99 Ford Windstar kicks (jerks) at around 30-40 Mi/hr

We have a 99 Ford Windstar. My wife, who drives this vehicle most of the times, says that in the last week at least on three separate occasions while doing around 20-40 Mi/hr suddenly the car kind of kicked (jerked) which lasted for 5-10 seconds and then there was some kind of ?friction noise form two things rubbing against each other?. There were no engine lights on.

I filled up the car with super gas and added STP fuel injector cleaner and changed the air filter and took the car for test drive. I could not re-produce the kick, however I was able to produce a noise starting from a dead stop and then accelerating, at around 20 Mi/hr (just under 2000 rpm) I hear this kind of ?howling? noise (?wooow?) and at least once the care seemed a little bit under powered when making this noise. Gear shifts are absolutely smooth and with no jerks. Here is some additional info on the car:
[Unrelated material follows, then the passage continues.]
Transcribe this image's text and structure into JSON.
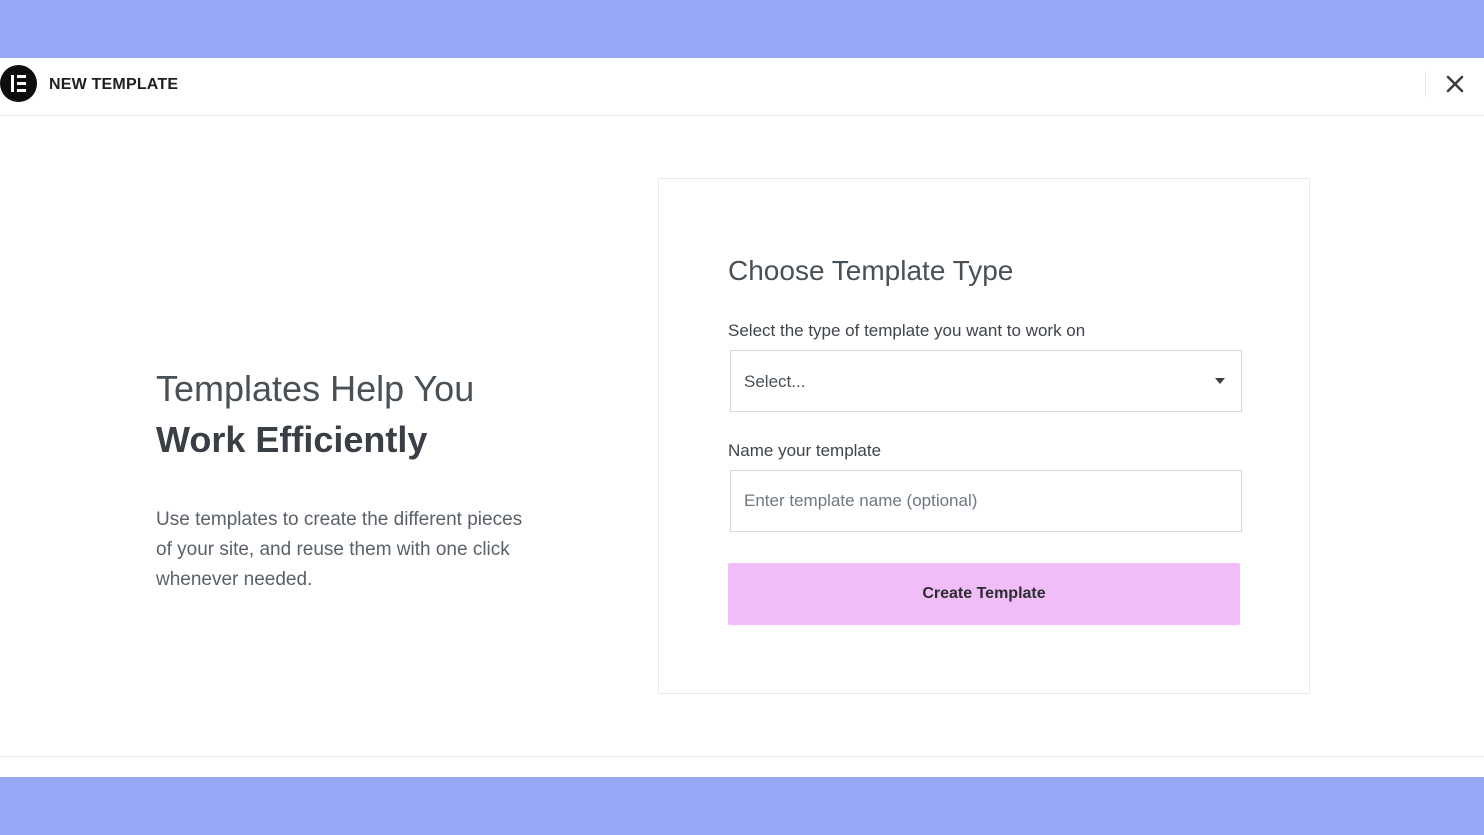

Mileage 119,000. Transmission was changed under warranty at 17,000 Mi. Serpentine Belt was changed at 26000 Mi and no cracks are visible on it. The spark plugs, wires and gas filter were last changed at 97000 Mi. The Transmission was flushed at 98000 Mi and front and back breaks were also replaced at 98000. I am wondering if the gas pump could be on its way out. In any case any advise will be greatly appreciated it.
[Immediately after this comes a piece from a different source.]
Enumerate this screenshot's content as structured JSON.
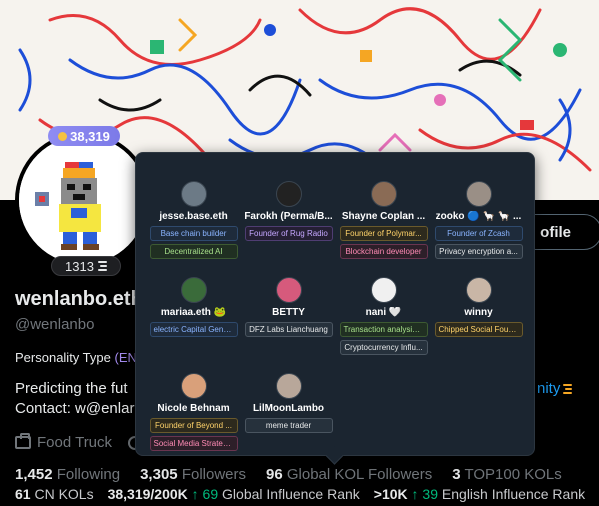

When she says it “jerks” does the engine rev up during that time? If so, then what is happening is you are slipping in your gears.
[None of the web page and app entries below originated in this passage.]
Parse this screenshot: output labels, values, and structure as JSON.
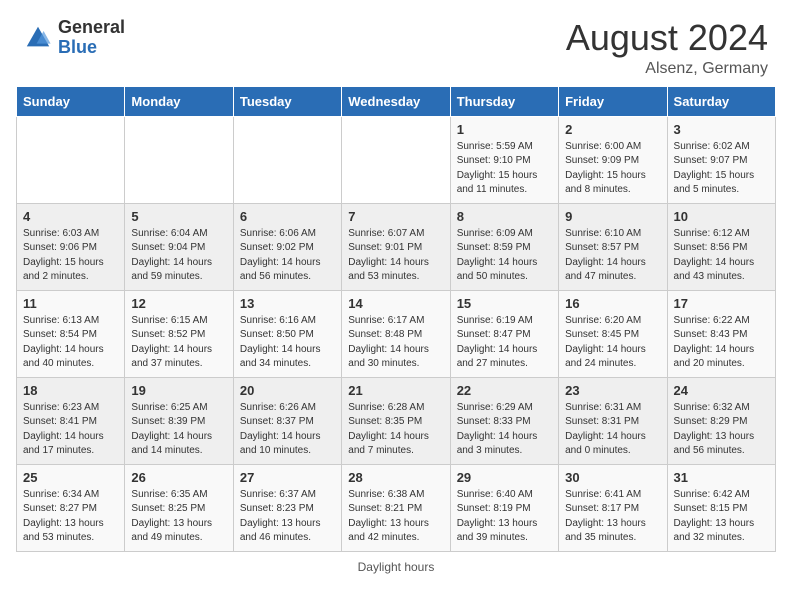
{
  "header": {
    "logo_general": "General",
    "logo_blue": "Blue",
    "month_year": "August 2024",
    "location": "Alsenz, Germany"
  },
  "days_of_week": [
    "Sunday",
    "Monday",
    "Tuesday",
    "Wednesday",
    "Thursday",
    "Friday",
    "Saturday"
  ],
  "footer": {
    "note": "Daylight hours"
  },
  "weeks": [
    [
      {
        "day": "",
        "sunrise": "",
        "sunset": "",
        "daylight": ""
      },
      {
        "day": "",
        "sunrise": "",
        "sunset": "",
        "daylight": ""
      },
      {
        "day": "",
        "sunrise": "",
        "sunset": "",
        "daylight": ""
      },
      {
        "day": "",
        "sunrise": "",
        "sunset": "",
        "daylight": ""
      },
      {
        "day": "1",
        "sunrise": "Sunrise: 5:59 AM",
        "sunset": "Sunset: 9:10 PM",
        "daylight": "Daylight: 15 hours and 11 minutes."
      },
      {
        "day": "2",
        "sunrise": "Sunrise: 6:00 AM",
        "sunset": "Sunset: 9:09 PM",
        "daylight": "Daylight: 15 hours and 8 minutes."
      },
      {
        "day": "3",
        "sunrise": "Sunrise: 6:02 AM",
        "sunset": "Sunset: 9:07 PM",
        "daylight": "Daylight: 15 hours and 5 minutes."
      }
    ],
    [
      {
        "day": "4",
        "sunrise": "Sunrise: 6:03 AM",
        "sunset": "Sunset: 9:06 PM",
        "daylight": "Daylight: 15 hours and 2 minutes."
      },
      {
        "day": "5",
        "sunrise": "Sunrise: 6:04 AM",
        "sunset": "Sunset: 9:04 PM",
        "daylight": "Daylight: 14 hours and 59 minutes."
      },
      {
        "day": "6",
        "sunrise": "Sunrise: 6:06 AM",
        "sunset": "Sunset: 9:02 PM",
        "daylight": "Daylight: 14 hours and 56 minutes."
      },
      {
        "day": "7",
        "sunrise": "Sunrise: 6:07 AM",
        "sunset": "Sunset: 9:01 PM",
        "daylight": "Daylight: 14 hours and 53 minutes."
      },
      {
        "day": "8",
        "sunrise": "Sunrise: 6:09 AM",
        "sunset": "Sunset: 8:59 PM",
        "daylight": "Daylight: 14 hours and 50 minutes."
      },
      {
        "day": "9",
        "sunrise": "Sunrise: 6:10 AM",
        "sunset": "Sunset: 8:57 PM",
        "daylight": "Daylight: 14 hours and 47 minutes."
      },
      {
        "day": "10",
        "sunrise": "Sunrise: 6:12 AM",
        "sunset": "Sunset: 8:56 PM",
        "daylight": "Daylight: 14 hours and 43 minutes."
      }
    ],
    [
      {
        "day": "11",
        "sunrise": "Sunrise: 6:13 AM",
        "sunset": "Sunset: 8:54 PM",
        "daylight": "Daylight: 14 hours and 40 minutes."
      },
      {
        "day": "12",
        "sunrise": "Sunrise: 6:15 AM",
        "sunset": "Sunset: 8:52 PM",
        "daylight": "Daylight: 14 hours and 37 minutes."
      },
      {
        "day": "13",
        "sunrise": "Sunrise: 6:16 AM",
        "sunset": "Sunset: 8:50 PM",
        "daylight": "Daylight: 14 hours and 34 minutes."
      },
      {
        "day": "14",
        "sunrise": "Sunrise: 6:17 AM",
        "sunset": "Sunset: 8:48 PM",
        "daylight": "Daylight: 14 hours and 30 minutes."
      },
      {
        "day": "15",
        "sunrise": "Sunrise: 6:19 AM",
        "sunset": "Sunset: 8:47 PM",
        "daylight": "Daylight: 14 hours and 27 minutes."
      },
      {
        "day": "16",
        "sunrise": "Sunrise: 6:20 AM",
        "sunset": "Sunset: 8:45 PM",
        "daylight": "Daylight: 14 hours and 24 minutes."
      },
      {
        "day": "17",
        "sunrise": "Sunrise: 6:22 AM",
        "sunset": "Sunset: 8:43 PM",
        "daylight": "Daylight: 14 hours and 20 minutes."
      }
    ],
    [
      {
        "day": "18",
        "sunrise": "Sunrise: 6:23 AM",
        "sunset": "Sunset: 8:41 PM",
        "daylight": "Daylight: 14 hours and 17 minutes."
      },
      {
        "day": "19",
        "sunrise": "Sunrise: 6:25 AM",
        "sunset": "Sunset: 8:39 PM",
        "daylight": "Daylight: 14 hours and 14 minutes."
      },
      {
        "day": "20",
        "sunrise": "Sunrise: 6:26 AM",
        "sunset": "Sunset: 8:37 PM",
        "daylight": "Daylight: 14 hours and 10 minutes."
      },
      {
        "day": "21",
        "sunrise": "Sunrise: 6:28 AM",
        "sunset": "Sunset: 8:35 PM",
        "daylight": "Daylight: 14 hours and 7 minutes."
      },
      {
        "day": "22",
        "sunrise": "Sunrise: 6:29 AM",
        "sunset": "Sunset: 8:33 PM",
        "daylight": "Daylight: 14 hours and 3 minutes."
      },
      {
        "day": "23",
        "sunrise": "Sunrise: 6:31 AM",
        "sunset": "Sunset: 8:31 PM",
        "daylight": "Daylight: 14 hours and 0 minutes."
      },
      {
        "day": "24",
        "sunrise": "Sunrise: 6:32 AM",
        "sunset": "Sunset: 8:29 PM",
        "daylight": "Daylight: 13 hours and 56 minutes."
      }
    ],
    [
      {
        "day": "25",
        "sunrise": "Sunrise: 6:34 AM",
        "sunset": "Sunset: 8:27 PM",
        "daylight": "Daylight: 13 hours and 53 minutes."
      },
      {
        "day": "26",
        "sunrise": "Sunrise: 6:35 AM",
        "sunset": "Sunset: 8:25 PM",
        "daylight": "Daylight: 13 hours and 49 minutes."
      },
      {
        "day": "27",
        "sunrise": "Sunrise: 6:37 AM",
        "sunset": "Sunset: 8:23 PM",
        "daylight": "Daylight: 13 hours and 46 minutes."
      },
      {
        "day": "28",
        "sunrise": "Sunrise: 6:38 AM",
        "sunset": "Sunset: 8:21 PM",
        "daylight": "Daylight: 13 hours and 42 minutes."
      },
      {
        "day": "29",
        "sunrise": "Sunrise: 6:40 AM",
        "sunset": "Sunset: 8:19 PM",
        "daylight": "Daylight: 13 hours and 39 minutes."
      },
      {
        "day": "30",
        "sunrise": "Sunrise: 6:41 AM",
        "sunset": "Sunset: 8:17 PM",
        "daylight": "Daylight: 13 hours and 35 minutes."
      },
      {
        "day": "31",
        "sunrise": "Sunrise: 6:42 AM",
        "sunset": "Sunset: 8:15 PM",
        "daylight": "Daylight: 13 hours and 32 minutes."
      }
    ]
  ]
}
She says that she did not notice the rpm going up or engine rev up.

Have your mechanic check the TCC (Torque Converter Control) system. The torque converter lock up may be erratic. The CONTROL is electronic, not mechanical.

Keep driving it and keep your eye on the tach and O/D Off light while this happens.

Even if it doesn’t come on, I’m willing to say it may be the MLPS (manual lever position sensor) simply because it’s got such a huge failure rate on Windstars. That sensor tells the ECM what position the gear lever is in, and when it fails it sends bogus signals to the ECM which causes upshift/downshift activity.

Torque converter clutch is another possibility, as was said.

Could also be the vehicle speed sensor sending the wrong speed information to the engine computer.